    Cheers
    Paul Edstein
    [MS MVP - Word]

    Friday, January 23, 2015 1:51 AM
  • Thank you for your advice.

    I want to redraw a MS-Word table to another container(maybe convert to a DataGridView or a table in HtmlPage). I work with C# too little, so i didn't know the shortcut to complete this mission. Now, If i didn't know How many cells be merged to one in a multi-merged-cells row, i could not to redraw.

    For exmaple: If one row has two column-merged cells A(x,y) and B(x,y+1), then i could not know which column should B begin to be drawn. Sertainly i did not know the table's structure before.

    If you know any way to solve this problem, help me please! T.T


    • Edited by zzGuiJi Friday, January 23, 2015 3:42 AM
    Friday, January 23, 2015 3:35 AM
  • What you can do really depends on the properties of the table and the merged/split cells.

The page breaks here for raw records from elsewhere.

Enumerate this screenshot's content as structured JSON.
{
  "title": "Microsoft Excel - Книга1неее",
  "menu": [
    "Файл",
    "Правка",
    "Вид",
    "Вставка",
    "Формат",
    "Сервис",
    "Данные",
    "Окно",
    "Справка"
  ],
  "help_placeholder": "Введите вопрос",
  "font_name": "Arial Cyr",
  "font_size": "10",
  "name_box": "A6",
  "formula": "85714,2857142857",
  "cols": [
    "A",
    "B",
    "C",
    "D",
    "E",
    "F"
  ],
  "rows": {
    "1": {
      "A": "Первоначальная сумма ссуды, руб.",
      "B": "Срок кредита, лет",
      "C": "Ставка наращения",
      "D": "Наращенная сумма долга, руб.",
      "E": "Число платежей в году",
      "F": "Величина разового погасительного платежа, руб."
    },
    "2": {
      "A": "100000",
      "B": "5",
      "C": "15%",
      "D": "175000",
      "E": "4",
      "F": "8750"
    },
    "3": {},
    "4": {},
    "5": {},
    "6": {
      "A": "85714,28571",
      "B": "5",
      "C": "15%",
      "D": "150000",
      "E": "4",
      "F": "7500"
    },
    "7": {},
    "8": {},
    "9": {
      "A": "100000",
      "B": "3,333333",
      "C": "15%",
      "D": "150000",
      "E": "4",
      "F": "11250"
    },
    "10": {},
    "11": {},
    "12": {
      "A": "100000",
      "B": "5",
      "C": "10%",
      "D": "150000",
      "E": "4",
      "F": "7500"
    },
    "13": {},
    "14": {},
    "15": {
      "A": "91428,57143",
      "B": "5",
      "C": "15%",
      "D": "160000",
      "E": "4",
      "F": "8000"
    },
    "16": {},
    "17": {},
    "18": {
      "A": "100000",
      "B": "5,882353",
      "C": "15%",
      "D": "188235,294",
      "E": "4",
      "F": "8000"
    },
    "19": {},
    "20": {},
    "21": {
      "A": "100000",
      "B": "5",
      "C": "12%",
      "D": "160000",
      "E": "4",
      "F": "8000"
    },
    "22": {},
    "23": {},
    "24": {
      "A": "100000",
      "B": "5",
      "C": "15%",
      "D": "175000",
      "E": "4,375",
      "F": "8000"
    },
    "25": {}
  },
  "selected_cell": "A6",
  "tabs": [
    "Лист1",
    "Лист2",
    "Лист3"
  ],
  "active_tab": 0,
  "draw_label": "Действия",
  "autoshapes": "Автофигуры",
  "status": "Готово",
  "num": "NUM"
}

    If, for example, the cell heights and widths have been set to exact values, you can test the cell .Height and .Width properties. If the cell heights and widths have NOT been set to exact values, in addition to testing the cell .RowIndex and .ColumnIndex properties, you can test the cell .Range.Information(wdHorizontalPositionRelativeToPage) and .Range.Information(wdverticalPositionRelativeToPage) properties for those cells plus their neighbours - but you also need to take into account any indenting.

    Word has no property that tells you if a cell has been merged or split - you have to work that out for yourself. I do not know of any generic code libraries for doing this. Do note that, in addition to cells being merged A(x,y) and B(x,y+1), they can also be merged A(x,y) and B(x,y+n), and/or A(x,y) and B(x+n,y), where n is any number.

    If you create a table for testing, with a mix of horizontally-merged and vertically-merged cells, you can use the following VBA macro to get each cell's address - the address is displayed on Word's status bar. As you will see, with horizontally-merged cells, then column index for the next cell on the same row only increases by 1 but the row index for the next cell in the column with vertically-merged cells increases by the number of merged cells.

    Sub CellAddress()
    'This macro displays the address of a table cell on Word's status bar
    If Selection.Information(wdWithInTable) = True Then
      If Selection.Cells(1).ColumnIndex > 26 Then
        StatusBar = "Cell Address: " & Chr(64 + Int(Selection.Cells(1).ColumnIndex / 26)) & _
        Chr(64 + (Selection.Cells(1).ColumnIndex Mod 26)) & Selection.Cells(1).RowIndex
      Else
        StatusBar = "Cell Address: " & Chr(64 + Selection.Cells(1).ColumnIndex) & _
        Selection.Cells(1).RowIndex
      End If
    End If
    End Sub


    Cheers
    Paul Edstein
    [MS MVP - Word]

    • Marked as answer by zzGuiJi Friday, January 23, 2015 5:08 AM
    Friday, January 23, 2015 4:09 AM
  • Thank you vary much.

    I will parse the cell by myself.Yesterday i try every property of table , row , column , range and cell to find the cue.

    Now I know how to do. Thank you!

    Friday, January 23, 2015 5:22 AM